[Assignment] Filter the listing below down to the lines with the word "slowly" and copy those.

[Input data]

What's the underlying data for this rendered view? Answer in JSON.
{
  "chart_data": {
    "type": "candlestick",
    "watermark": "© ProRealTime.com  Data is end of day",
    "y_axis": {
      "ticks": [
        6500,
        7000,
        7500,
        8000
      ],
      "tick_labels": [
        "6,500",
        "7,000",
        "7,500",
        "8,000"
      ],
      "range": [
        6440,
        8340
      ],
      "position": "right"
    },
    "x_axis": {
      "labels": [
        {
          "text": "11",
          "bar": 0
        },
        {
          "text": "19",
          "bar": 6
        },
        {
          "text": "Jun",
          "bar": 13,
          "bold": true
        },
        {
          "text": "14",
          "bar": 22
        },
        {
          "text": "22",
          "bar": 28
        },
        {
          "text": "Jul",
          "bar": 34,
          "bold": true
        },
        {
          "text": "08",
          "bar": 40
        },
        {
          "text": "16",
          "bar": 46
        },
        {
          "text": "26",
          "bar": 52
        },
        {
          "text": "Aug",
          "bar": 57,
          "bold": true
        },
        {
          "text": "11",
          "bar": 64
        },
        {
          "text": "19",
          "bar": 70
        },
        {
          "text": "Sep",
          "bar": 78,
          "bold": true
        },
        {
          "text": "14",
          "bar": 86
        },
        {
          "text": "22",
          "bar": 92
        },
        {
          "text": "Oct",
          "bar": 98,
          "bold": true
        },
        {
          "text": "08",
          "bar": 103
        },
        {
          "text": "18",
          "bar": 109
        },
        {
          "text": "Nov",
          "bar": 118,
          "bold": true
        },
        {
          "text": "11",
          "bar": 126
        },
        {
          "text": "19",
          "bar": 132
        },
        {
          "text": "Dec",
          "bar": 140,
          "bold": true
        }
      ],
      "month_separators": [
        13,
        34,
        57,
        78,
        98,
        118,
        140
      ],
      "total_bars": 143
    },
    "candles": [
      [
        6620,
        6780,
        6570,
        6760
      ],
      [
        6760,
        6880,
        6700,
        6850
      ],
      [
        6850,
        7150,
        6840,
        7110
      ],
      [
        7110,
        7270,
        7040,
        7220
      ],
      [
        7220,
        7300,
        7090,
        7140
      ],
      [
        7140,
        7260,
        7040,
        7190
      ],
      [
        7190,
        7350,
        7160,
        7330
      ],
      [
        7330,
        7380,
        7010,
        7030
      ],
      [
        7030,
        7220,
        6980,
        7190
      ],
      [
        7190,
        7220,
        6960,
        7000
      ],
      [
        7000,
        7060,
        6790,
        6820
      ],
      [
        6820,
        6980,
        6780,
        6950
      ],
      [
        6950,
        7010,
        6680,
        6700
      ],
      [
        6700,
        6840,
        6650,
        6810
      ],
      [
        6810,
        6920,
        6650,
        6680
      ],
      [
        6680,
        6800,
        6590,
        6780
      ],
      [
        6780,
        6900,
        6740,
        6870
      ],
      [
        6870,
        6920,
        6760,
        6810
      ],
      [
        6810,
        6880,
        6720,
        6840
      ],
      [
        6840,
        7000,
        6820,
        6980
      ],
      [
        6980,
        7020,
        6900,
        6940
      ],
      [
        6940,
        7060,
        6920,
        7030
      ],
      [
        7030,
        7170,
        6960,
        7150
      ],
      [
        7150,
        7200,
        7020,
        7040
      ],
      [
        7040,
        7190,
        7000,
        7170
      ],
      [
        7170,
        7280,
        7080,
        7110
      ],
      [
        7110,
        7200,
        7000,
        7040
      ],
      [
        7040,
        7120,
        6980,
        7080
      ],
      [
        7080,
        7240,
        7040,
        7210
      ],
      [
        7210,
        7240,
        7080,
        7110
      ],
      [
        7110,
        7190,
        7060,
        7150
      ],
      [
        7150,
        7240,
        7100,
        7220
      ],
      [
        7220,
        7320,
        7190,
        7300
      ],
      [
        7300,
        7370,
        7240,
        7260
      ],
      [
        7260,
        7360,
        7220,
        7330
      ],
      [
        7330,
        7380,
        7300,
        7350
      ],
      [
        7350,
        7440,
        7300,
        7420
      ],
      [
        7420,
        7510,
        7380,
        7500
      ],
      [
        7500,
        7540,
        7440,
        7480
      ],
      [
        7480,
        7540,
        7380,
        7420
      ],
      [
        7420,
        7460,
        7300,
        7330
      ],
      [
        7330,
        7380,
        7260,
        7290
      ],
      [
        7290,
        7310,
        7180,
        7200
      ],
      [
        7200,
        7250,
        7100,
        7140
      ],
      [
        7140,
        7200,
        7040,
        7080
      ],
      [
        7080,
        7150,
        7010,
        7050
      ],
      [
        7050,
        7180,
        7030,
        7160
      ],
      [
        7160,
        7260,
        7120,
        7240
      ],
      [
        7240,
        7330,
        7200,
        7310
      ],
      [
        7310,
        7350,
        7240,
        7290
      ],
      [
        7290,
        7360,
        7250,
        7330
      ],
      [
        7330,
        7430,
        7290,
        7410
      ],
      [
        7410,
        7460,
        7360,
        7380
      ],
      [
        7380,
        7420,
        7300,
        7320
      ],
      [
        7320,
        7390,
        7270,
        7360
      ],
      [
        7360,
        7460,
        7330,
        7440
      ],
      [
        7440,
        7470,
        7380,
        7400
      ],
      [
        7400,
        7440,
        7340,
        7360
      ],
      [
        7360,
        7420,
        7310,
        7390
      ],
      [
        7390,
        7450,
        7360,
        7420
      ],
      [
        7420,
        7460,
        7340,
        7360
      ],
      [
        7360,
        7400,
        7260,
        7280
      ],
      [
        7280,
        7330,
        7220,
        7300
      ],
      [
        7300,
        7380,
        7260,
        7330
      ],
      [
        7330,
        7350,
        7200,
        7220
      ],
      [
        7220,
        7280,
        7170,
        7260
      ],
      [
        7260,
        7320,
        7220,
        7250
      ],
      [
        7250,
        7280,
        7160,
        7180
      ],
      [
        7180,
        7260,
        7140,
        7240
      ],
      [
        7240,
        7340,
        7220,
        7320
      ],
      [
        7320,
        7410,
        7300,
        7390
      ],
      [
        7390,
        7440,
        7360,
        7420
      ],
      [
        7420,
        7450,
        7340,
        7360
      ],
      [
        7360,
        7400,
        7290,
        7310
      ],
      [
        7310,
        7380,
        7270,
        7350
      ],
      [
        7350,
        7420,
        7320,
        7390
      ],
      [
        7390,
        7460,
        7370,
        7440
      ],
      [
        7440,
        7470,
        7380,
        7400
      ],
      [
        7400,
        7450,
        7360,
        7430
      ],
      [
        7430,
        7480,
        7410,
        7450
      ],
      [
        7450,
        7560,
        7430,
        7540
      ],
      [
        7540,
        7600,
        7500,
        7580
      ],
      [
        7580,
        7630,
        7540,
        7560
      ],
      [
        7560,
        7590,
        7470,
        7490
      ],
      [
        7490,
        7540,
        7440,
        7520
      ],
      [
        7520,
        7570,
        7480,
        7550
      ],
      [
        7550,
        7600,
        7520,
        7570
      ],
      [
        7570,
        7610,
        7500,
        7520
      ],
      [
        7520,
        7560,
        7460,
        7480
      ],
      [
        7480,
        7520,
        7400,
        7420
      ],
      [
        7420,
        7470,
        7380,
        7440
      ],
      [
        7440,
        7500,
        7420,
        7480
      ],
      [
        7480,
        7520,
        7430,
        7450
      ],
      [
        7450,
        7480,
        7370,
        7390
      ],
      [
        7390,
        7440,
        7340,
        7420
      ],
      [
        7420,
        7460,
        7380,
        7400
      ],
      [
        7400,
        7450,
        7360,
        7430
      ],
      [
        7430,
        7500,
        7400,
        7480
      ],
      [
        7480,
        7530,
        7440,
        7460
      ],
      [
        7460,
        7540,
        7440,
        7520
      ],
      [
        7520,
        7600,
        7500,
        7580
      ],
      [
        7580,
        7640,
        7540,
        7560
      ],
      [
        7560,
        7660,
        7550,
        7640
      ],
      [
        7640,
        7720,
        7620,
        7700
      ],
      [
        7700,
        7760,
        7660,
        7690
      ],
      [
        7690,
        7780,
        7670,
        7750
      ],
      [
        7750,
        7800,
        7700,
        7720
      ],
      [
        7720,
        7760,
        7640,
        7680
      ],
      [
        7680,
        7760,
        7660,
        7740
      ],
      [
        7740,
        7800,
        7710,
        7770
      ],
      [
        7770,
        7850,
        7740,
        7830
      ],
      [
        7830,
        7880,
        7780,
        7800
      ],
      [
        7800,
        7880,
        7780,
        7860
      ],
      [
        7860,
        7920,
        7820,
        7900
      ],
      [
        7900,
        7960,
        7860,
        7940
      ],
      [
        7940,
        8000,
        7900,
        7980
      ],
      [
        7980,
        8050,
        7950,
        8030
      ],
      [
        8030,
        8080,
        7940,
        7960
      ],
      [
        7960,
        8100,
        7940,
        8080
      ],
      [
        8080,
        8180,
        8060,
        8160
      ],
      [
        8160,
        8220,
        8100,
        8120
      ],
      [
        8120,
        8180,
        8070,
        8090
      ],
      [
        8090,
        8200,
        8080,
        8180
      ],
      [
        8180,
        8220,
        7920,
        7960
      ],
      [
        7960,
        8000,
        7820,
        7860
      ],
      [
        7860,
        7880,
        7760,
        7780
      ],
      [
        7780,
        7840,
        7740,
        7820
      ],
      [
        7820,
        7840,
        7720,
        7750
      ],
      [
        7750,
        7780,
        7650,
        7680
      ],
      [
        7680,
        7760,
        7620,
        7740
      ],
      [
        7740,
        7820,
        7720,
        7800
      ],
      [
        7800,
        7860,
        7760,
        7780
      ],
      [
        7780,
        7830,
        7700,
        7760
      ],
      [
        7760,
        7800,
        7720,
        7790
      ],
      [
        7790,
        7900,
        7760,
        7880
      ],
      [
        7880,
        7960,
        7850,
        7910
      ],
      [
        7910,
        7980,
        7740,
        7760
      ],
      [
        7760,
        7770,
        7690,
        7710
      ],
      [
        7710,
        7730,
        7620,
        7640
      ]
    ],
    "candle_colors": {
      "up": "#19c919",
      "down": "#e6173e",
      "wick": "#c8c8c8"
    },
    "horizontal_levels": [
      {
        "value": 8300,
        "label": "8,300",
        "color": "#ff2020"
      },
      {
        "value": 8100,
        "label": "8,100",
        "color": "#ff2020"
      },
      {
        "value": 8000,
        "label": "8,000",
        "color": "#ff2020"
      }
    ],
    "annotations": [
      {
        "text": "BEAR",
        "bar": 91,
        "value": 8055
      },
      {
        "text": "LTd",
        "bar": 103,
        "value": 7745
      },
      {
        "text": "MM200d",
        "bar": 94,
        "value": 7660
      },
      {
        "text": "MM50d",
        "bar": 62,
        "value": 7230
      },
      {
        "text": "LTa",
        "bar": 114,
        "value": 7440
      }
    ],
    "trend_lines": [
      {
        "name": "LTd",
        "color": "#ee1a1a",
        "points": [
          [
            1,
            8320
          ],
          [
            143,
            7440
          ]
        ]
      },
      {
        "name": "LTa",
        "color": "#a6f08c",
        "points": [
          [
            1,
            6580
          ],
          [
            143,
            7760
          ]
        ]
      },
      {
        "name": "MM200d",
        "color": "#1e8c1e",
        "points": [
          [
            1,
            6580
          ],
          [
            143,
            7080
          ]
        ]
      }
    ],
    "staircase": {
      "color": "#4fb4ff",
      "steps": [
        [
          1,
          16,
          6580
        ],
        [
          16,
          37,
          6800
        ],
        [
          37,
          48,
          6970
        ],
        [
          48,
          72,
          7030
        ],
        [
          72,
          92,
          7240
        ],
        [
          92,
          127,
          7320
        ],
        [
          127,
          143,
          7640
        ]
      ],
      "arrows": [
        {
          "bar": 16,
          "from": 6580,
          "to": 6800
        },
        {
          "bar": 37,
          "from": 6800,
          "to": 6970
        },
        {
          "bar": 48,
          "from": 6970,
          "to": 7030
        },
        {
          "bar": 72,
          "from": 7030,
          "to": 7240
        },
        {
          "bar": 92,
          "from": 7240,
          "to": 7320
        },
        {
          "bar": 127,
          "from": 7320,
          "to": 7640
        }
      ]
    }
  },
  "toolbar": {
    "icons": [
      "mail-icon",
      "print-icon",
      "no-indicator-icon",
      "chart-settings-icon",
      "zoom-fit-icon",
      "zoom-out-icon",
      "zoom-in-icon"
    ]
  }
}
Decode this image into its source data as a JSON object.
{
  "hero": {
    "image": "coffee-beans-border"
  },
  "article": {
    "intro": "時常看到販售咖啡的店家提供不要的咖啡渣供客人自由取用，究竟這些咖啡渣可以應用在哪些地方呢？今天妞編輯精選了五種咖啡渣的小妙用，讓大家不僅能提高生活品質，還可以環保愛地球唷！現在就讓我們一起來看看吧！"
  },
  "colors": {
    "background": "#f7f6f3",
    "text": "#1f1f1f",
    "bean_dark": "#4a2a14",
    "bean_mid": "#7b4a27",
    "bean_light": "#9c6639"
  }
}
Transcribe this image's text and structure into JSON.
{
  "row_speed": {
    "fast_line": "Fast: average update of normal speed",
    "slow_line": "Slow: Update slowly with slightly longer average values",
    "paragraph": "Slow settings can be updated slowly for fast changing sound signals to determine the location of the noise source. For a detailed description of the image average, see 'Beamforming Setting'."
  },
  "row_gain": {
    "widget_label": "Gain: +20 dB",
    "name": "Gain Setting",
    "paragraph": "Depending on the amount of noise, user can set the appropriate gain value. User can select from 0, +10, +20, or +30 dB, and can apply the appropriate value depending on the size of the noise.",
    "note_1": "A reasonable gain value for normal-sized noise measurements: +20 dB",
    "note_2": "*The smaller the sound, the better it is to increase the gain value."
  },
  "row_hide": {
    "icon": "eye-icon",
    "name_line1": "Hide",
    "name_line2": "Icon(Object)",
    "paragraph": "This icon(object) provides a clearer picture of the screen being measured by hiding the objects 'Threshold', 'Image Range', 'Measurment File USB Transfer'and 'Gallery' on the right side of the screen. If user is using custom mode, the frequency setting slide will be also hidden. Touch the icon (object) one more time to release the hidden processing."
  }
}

[The completed task]
    "slow_line": "Slow: Update slowly with slightly longer average values",
    "paragraph": "Slow settings can be updated slowly for fast changing sound signals to determine the location of the noise source. For a detailed description of the image average, see 'Beamforming Setting'."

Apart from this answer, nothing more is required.